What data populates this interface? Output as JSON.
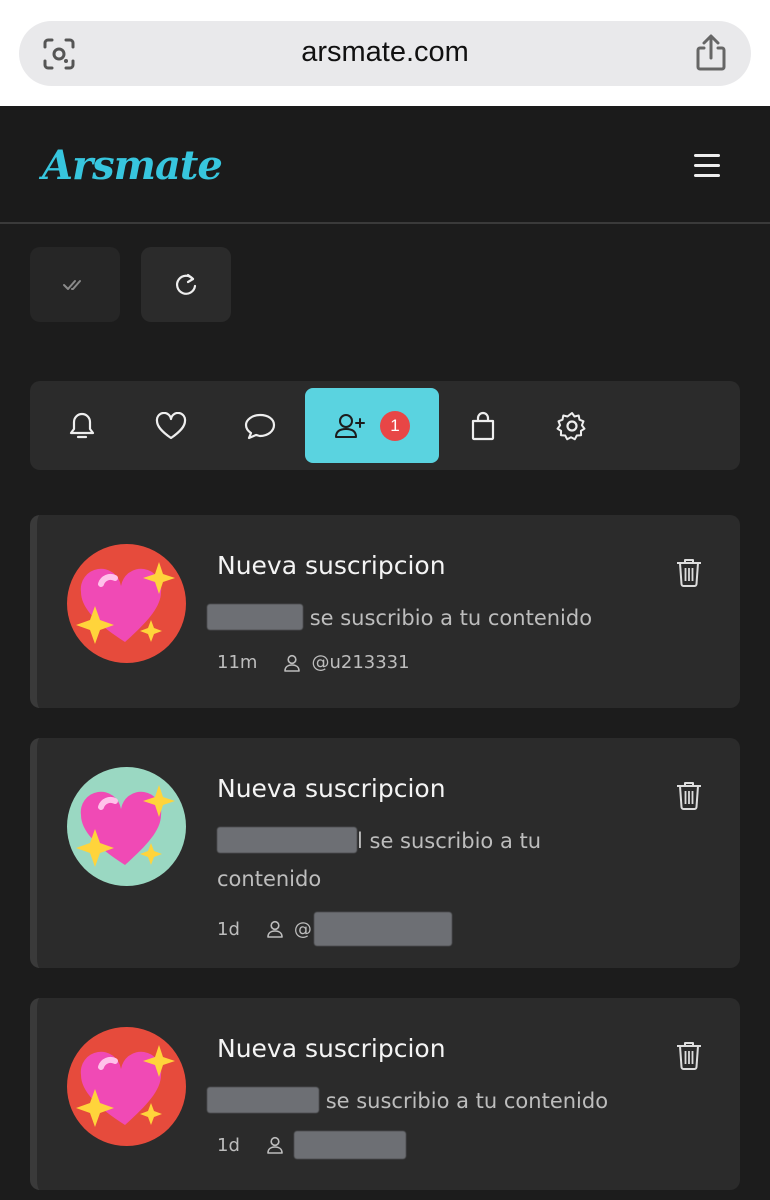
{
  "browser": {
    "url": "arsmate.com"
  },
  "header": {
    "logo_text": "Arsmate"
  },
  "colors": {
    "accent": "#5ad3e0",
    "logo": "#37c6de",
    "badge": "#e84646",
    "background": "#1c1c1c",
    "card": "#2b2b2b"
  },
  "actions": {
    "mark_read_icon": "double-check-icon",
    "refresh_icon": "refresh-icon"
  },
  "tabs": [
    {
      "icon": "bell-icon"
    },
    {
      "icon": "heart-icon"
    },
    {
      "icon": "chat-bubble-icon"
    },
    {
      "icon": "user-plus-icon",
      "badge": "1",
      "active": true
    },
    {
      "icon": "shopping-bag-icon"
    },
    {
      "icon": "gear-icon"
    }
  ],
  "notifications": [
    {
      "title": "Nueva suscripcion",
      "text": "se suscribio a tu contenido",
      "time": "11m",
      "username": "@u213331",
      "avatar": "sparkling-heart"
    },
    {
      "title": "Nueva suscripcion",
      "text_partial": "l se suscribio a tu",
      "text_rest": "contenido",
      "time": "1d",
      "username_prefix": "@",
      "avatar": "sparkling-heart"
    },
    {
      "title": "Nueva suscripcion",
      "text": "se suscribio a tu contenido",
      "time": "1d",
      "avatar": "sparkling-heart"
    }
  ]
}
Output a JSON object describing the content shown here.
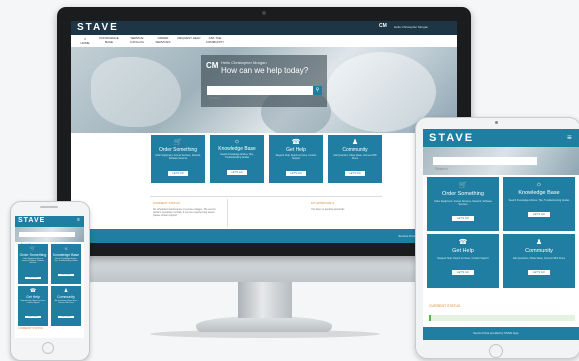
{
  "brand": "STAVE",
  "user": {
    "initials": "CM",
    "name": "Hello Christopher Morgan"
  },
  "nav": [
    "HOME",
    "KNOWLEDGE BASE",
    "SERVICE CATALOG",
    "ORDER SERVICES",
    "REQUEST HELP",
    "ASK THE COMMUNITY"
  ],
  "hero": {
    "hello": "Hello Christopher Morgan",
    "question": "How can we help today?",
    "search_placeholder": "Search"
  },
  "tiles": [
    {
      "title": "Order Something",
      "icon": "cart-icon",
      "desc": "Order Equipment, Access Services, Network, Software Services",
      "button": "LET'S GO"
    },
    {
      "title": "Knowledge Base",
      "icon": "lightbulb-icon",
      "desc": "Search Knowledge Articles, Tips, Troubleshooting Guides",
      "button": "LET'S GO"
    },
    {
      "title": "Get Help",
      "icon": "headset-icon",
      "desc": "Request Help, Report an Issue, Contact Support",
      "button": "LET'S GO"
    },
    {
      "title": "Community",
      "icon": "community-icon",
      "desc": "Ask Questions, Share Ideas, Connect With Peers",
      "button": "LET'S GO"
    }
  ],
  "sections": {
    "current_status": "CURRENT STATUS",
    "status_text": "No scheduled maintenance or service outages. The service portal is operating normally. If you are experiencing issues please contact support.",
    "approvals": "MY APPROVALS",
    "approvals_text": "You have no pending approvals"
  },
  "footer": "Service Portal provided by STAVE Apps",
  "colors": {
    "primary": "#1f7ea1",
    "header_dark": "#1d3544",
    "accent": "#e08a2a"
  }
}
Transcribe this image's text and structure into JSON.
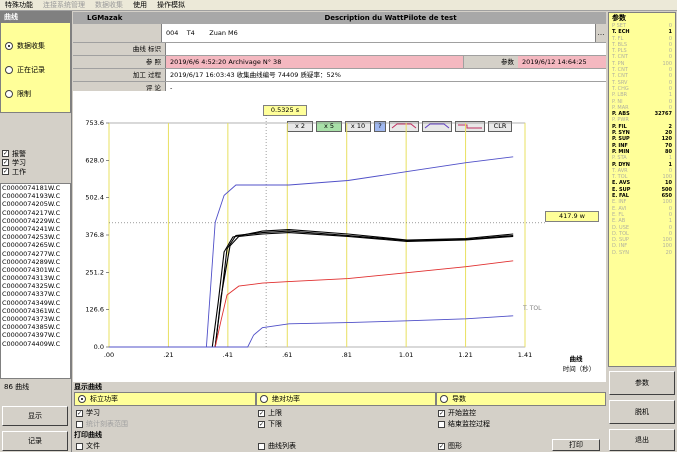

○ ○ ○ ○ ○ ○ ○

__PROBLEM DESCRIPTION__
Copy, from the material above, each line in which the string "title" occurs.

__EXERCISE RESPONSE__
      "title": "Nueva suscripcion",
      "title": "Nueva suscripcion",
      "title": "Nueva suscripcion",
      "title": "Order Something",
      "title": "Knowledge Base",
      "title": "Get Help",
      "title": "Community",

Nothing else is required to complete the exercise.